 WLF Felstiner: Lawyers’ Obligations for Managing Justice 2000; ALRC Managing Justice 25th Anniversary Conference: “When we turn to evidence of the behaviour of lawyers in general, we see that the notion that lawyers are motivated more by financial returns than professional values has wide currency in the socio-legal world.
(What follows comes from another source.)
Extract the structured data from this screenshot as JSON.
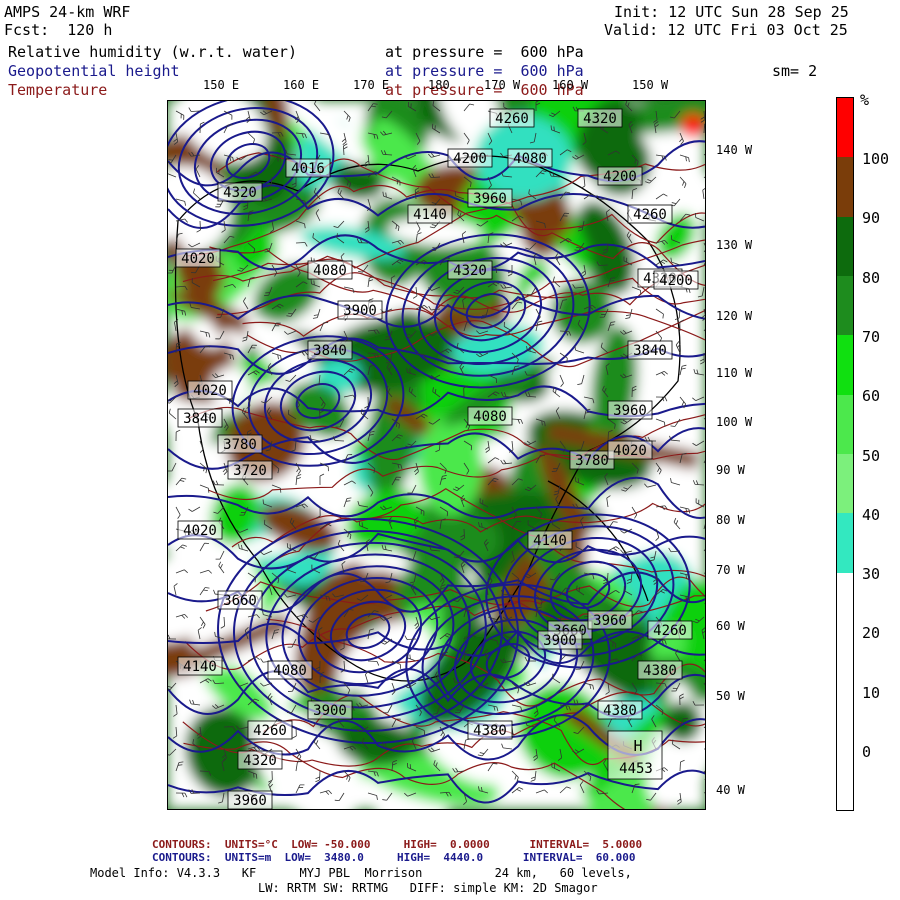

This is, of course, the familiar litany that law practice has been transformed from a profession into a business”. See also the ABC Radio program Background Briefing, Sunday 25th August 2002 and the comments of Street CJ in Re John Cameron Foster (1985) SR NSW 149 at 151 and 152.
 Rhode DL; Into the valley of ethics: Professional responsibility and educational reform; Law and Contemporary Problems Vol 58 Nos 3 and 4 at page 149.
 Rhode DL; Into the valley of ethics: professional responsibility and educational reform; Law and Contemporary Problems Vol 58 Nos 3 and 4 at page 140.
 Rhode DL; Ethics by the Pervasive Method; Journal of Legal Education Vol 4 March 1992 No 1 page 50.
 See for example the materials prepared by Guy Powles and the staff at the Faculty of Law Monash University.
 Described by leBrun, M (1998) in The ‘offices’ project at Griffith University and the use of video as a tool for evaluation; the Journal of Professional Legal Education Vol 12(2)
 Hoye W; A new approach to teaching legal ethics; Notra Dame Law Review Vol 71:4 at page 606.
 Ibid at page 609.
 Moliterno JE; Professional preparedness: a comparative study of law graduates’ perceived readiness for professional ethics issues; Journal of Law and Contemporary Problems Vol 58 Nos 3 and 4 at page 259.
 Referred to by Preston N; in Understanding
Ethics; Federation Press at page 22. Warren went on to suggest that the
relationship between law and ethics may be summarized with a few simple
propositions: (i) the development of law has been influenced by ethics, but
ethics is not necessarily based n law; (ii) the reasons for the law being
concerned about people and their relationships with each other are
overwhelmingly ethical reasons; (iii) law is commonly a public expression of and
sanction for certain social and moral values.